Many persons with disabilities are denied employment or given only menial and poorly remunerated jobs. This is true even though it can be demonstrated that with proper assessment, training and placement, the great majority of disabled persons can perform a large range of tasks in accordance with prevailing work norms. In time of unemployment and economic distress, disabled persons are usually the first to be discharged and the last to be hired. In some industrialized countries experiencing the effects of economic recession, the rate of unemployment among disabled job-seekers is double that of able-bodied applicants for jobs.
Programmes have been developed and measures taken in many countries to create jobs for disabled persons, including sheltered and production workshops, sheltered enclaves, designated positions, quota schemes, subsidies for employers who train and subsequently engage disabled workers, cooperatives of and for the disabled, etc; but the actual number of disabled workers employed in either regular or special establishments is far below the number of employable disabled workers. Wider application of ergonomic principles would lead to adaptation of the work place, tools, machinery and equipment at relatively little cost and thus help to widen employment opportunities for the disabled.
Many disabled persons, particularly in the developing countries, live in rural areas. When the family economy is based on agriculture or other rural occupations and when the traditional extended family exists, it may be possible for most disabled persons to be given some useful tasks to perform. As more families move from rural areas to urban centres, as agriculture becomes more mechanized and commercialized, as money transactions replace barter systems and as the institution of the extended family disintegrates, the vocational plight of disabled persons becomes more severe. For those living in urban slums, competition for employment is heavy, and other economically productive activity is scarce. Many disabled persons in such areas suffer from enforced inactivity and become dependent; others must resort to begging.

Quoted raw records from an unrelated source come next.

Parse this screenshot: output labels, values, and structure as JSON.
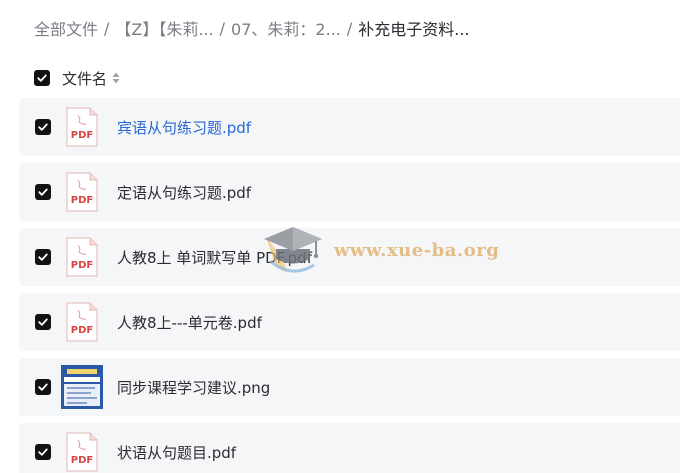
{
  "breadcrumb": {
    "items": [
      "全部文件",
      "【Z】【朱莉...",
      "07、朱莉：2...",
      "补充电子资料..."
    ],
    "separator": "/"
  },
  "list_header": {
    "column_title": "文件名"
  },
  "files": [
    {
      "name": "宾语从句练习题.pdf",
      "type": "pdf",
      "icon_label": "PDF",
      "highlighted": true
    },
    {
      "name": "定语从句练习题.pdf",
      "type": "pdf",
      "icon_label": "PDF"
    },
    {
      "name": "人教8上 单词默写单 PDF.pdf",
      "type": "pdf",
      "icon_label": "PDF"
    },
    {
      "name": "人教8上---单元卷.pdf",
      "type": "pdf",
      "icon_label": "PDF"
    },
    {
      "name": "同步课程学习建议.png",
      "type": "png"
    },
    {
      "name": "状语从句题目.pdf",
      "type": "pdf",
      "icon_label": "PDF"
    }
  ],
  "watermark": {
    "text": "www.xue-ba.org"
  },
  "colors": {
    "checkbox": "#111214",
    "row_background": "#f5f6f7",
    "link": "#2a67d6",
    "pdf_red": "#d64541",
    "watermark": "#e1b373"
  }
}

Of the 6 million disabled people in the UK in 1991, 285,000, or 22% of those who declared themselves economically active, were not in work and wanted to be. Despite a 1944 law that 3% of jobs in larger organizations should go to disabled people, the average in 1991 ranges from 0.7% in the south-east to 1.5% in Yorkshire. According to another British study, a disabled person is three times more likely to be unemployed, despite evidence that disabled employees claim fewer sick days and have a reputation for being industrious. 8 out of 10 employers rated disabled workers as just as competent, if not more competent than able-bodied workers. 6% of employers surveyed openly admitted refusal to employ disabled applicants.